Creative Commons Licenses: Copyleft or Copyright?

By August 25, 2014Art, Copyright

I was recently introduced to the world of design-based business owners when I wrote an article on copyright tips for the popular design blog Design*Sponge. What a nice bunch of folks — the comments were so kind that I’ve considered feigning artistic talent to join their circle. In response to my conservative lawyerly advice to “get a license or don’t copy!,” at least one designer asked: But what about Creative Commons licenses? “People share ideas, sometimes even to the extent of showing how they make their craft. This sharing enriches all of us. I always come back to where would Bob Dylan and all of the great folk singers be if they had not shared and built on one another’s work.”

Yikes.

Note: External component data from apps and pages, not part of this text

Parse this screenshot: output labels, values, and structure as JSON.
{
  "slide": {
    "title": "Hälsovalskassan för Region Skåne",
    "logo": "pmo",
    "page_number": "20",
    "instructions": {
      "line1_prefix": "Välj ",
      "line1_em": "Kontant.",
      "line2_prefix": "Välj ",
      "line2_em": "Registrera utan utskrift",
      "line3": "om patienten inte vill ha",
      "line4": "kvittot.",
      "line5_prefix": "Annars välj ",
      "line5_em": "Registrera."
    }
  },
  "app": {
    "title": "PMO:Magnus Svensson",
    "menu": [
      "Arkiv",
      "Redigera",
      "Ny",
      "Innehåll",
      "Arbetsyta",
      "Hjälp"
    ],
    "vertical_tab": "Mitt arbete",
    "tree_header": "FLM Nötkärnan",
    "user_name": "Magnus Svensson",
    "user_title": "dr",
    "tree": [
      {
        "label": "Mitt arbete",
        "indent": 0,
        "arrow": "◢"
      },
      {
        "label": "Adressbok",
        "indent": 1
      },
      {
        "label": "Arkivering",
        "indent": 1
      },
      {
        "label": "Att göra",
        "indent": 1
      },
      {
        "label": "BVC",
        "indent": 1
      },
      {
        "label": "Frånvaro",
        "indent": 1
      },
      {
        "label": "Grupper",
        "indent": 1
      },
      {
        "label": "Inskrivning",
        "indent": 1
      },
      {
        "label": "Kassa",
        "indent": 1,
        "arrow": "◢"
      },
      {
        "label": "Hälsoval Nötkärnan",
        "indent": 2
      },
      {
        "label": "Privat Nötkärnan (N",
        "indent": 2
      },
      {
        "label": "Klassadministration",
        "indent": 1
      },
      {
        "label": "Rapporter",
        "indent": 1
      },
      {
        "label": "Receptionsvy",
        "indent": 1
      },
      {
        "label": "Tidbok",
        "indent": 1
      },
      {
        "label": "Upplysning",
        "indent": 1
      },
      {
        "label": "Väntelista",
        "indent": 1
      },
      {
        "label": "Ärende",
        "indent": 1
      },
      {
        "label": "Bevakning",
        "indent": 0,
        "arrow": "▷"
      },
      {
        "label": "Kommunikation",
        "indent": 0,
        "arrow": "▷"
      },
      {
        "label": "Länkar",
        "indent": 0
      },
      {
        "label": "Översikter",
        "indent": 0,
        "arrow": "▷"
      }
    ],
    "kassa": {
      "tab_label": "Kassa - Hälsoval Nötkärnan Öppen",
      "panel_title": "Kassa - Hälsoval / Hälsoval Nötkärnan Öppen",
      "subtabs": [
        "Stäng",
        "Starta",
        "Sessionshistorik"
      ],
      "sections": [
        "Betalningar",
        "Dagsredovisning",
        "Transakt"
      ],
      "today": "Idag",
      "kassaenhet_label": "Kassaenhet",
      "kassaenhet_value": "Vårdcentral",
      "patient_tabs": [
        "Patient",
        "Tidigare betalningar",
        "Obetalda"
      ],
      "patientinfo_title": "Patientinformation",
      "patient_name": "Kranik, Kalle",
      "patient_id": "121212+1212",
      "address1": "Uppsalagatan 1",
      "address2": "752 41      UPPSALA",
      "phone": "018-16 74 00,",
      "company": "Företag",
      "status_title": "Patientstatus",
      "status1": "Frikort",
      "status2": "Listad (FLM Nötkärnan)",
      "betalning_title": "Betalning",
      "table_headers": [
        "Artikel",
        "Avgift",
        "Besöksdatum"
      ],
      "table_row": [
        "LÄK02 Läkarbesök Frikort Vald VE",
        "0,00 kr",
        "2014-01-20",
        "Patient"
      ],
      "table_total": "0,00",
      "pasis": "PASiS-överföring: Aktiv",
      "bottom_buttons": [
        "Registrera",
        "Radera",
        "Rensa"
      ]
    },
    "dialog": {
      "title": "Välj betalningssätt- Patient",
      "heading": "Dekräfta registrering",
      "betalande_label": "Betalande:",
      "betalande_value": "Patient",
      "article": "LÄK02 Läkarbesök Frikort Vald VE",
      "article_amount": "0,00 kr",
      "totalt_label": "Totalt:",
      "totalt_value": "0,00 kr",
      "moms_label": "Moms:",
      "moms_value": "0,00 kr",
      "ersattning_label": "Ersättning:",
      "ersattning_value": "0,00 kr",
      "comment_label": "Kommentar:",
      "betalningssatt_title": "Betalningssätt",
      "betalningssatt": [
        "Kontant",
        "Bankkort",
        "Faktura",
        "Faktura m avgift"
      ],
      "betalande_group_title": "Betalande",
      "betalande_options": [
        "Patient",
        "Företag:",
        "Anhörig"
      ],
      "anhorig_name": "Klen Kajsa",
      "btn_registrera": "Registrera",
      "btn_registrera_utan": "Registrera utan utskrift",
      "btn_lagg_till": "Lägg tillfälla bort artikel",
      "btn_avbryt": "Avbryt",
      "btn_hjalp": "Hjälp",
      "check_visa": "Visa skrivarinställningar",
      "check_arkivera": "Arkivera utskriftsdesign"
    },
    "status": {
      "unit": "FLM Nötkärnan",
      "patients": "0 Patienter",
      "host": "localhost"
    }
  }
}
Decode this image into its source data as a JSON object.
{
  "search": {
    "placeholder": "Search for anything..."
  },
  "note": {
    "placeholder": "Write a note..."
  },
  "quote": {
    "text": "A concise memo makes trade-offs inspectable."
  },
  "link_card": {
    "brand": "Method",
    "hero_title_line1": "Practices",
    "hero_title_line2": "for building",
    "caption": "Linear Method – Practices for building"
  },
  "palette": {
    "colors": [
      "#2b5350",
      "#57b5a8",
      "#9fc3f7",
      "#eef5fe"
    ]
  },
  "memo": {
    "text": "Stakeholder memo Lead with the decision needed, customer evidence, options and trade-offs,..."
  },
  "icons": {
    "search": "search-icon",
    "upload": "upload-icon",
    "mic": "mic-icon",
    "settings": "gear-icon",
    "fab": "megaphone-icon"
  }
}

I’ve seen battles break out over the mere mention of the term Creative Commons as of late. Although the licenses are everywhere nowadays and obviously here to stay in some form or fashion, not everyone is biting.

Before we get ahead of ourselves, what is such a thing as a Creative Commons license? Creative Commons is a non-profit organization that allows you to publish your works and license them freely for certain uses, on certain conditions, or dedicate your works to the public domain. (I took this description from the Creative Commons website, I’m assuming under a CC license.) You can grant six main types of licenses to use your work, all with variations of the following conditions:

1. Attribution: They must credit you.

2. Share-Alike: They must license their new creations under the same terms as you.

3. Non-Commercial: They can’t use the work commercially.

4. No Derivatives: They can’t change the work.

A famous user of Creative Commons licenses is Wikipedia. In addition to encouraging creative collaboration, at least one court, in the case Jacobsen v. Katzer, has recognized that the licensor can benefit from CC licenses through increased recognition, generation of market share by providing certain components free, and quicker improvements to the end product from users’ collaboration and suggestions.

My friend Landry Butler, a visual and graphic artist and musician who just recorded a spoken-word album that he made available for free download, agrees. Here’s why:

I like the Creative Commons model of graduated licenses with varying degrees of freedom. The share-alike license is my favorite. It allows me to plan ahead for future uses and encourage collaboration while still retaining the right to make money from the work. I have licensed much of my visual and recorded art under this license, but don’t know if anyone has actually used my work under a CC license.

I like the precedent set by the Grateful Dead of allowing fans to make and trade concert recordings. I don’t know that there’s any profit in it for the band, but the practice increases goodwill among their fan base and has enhanced their popularity. I also appreciated the “Ghosts” album that Nine Inch Nails released under CC license. I’ve heard songs from this album used as bumpers on radio and in video soundtracks.

Some of the songs from my latest project, Anomalous, will be available under a share-alike license as soon as I get around to updating the website.

On the other side of this debate is my friend Stacey Schlitz, an entertainment lawyer and — lest you think she has a non-artist perspective — also a singer and musician. Stacey’s dead-set against the idea of Creative Commons:

Creative Commons is creating an expectation among would-be collaborators that all copyright holders should freely grant permission as some mythical contribution to the “greater good.” The “greater good” that is sought by Creative Commons proponents is to have a one-stop shop for a licensee to piggyback off of another person’s original creation. [CC founder] Lawrence Lessig and [“cultural rights” advocate] Bill Ivey aren’t going to stop their crusade with the humble works of fledgling creators like my good friend Landry Butler. They want Hank Williams, Van Morrison, and the Beatles to be offered up for free, too. This erodes the protection copyright law provides for copyright holders and perpetuates even more laziness on the part of the licensee.

There you have it. Know the facts, then choose a side. But the conservative lawyer in me wouldn’t be doing her job if she failed to include one warning: If you’re in the Landry camp and use works under a Creative Commons license, be careful to understand and follow the terms of the license. At least one court, again in the case Jacobsen v. Katzer, held that violating the terms of the license is more than breach of the license — it’s copyright infringement. Now then, off to create you go, with whatever tools you choose (as long as they’re properly licensed, fair use, public domain, or your original expression).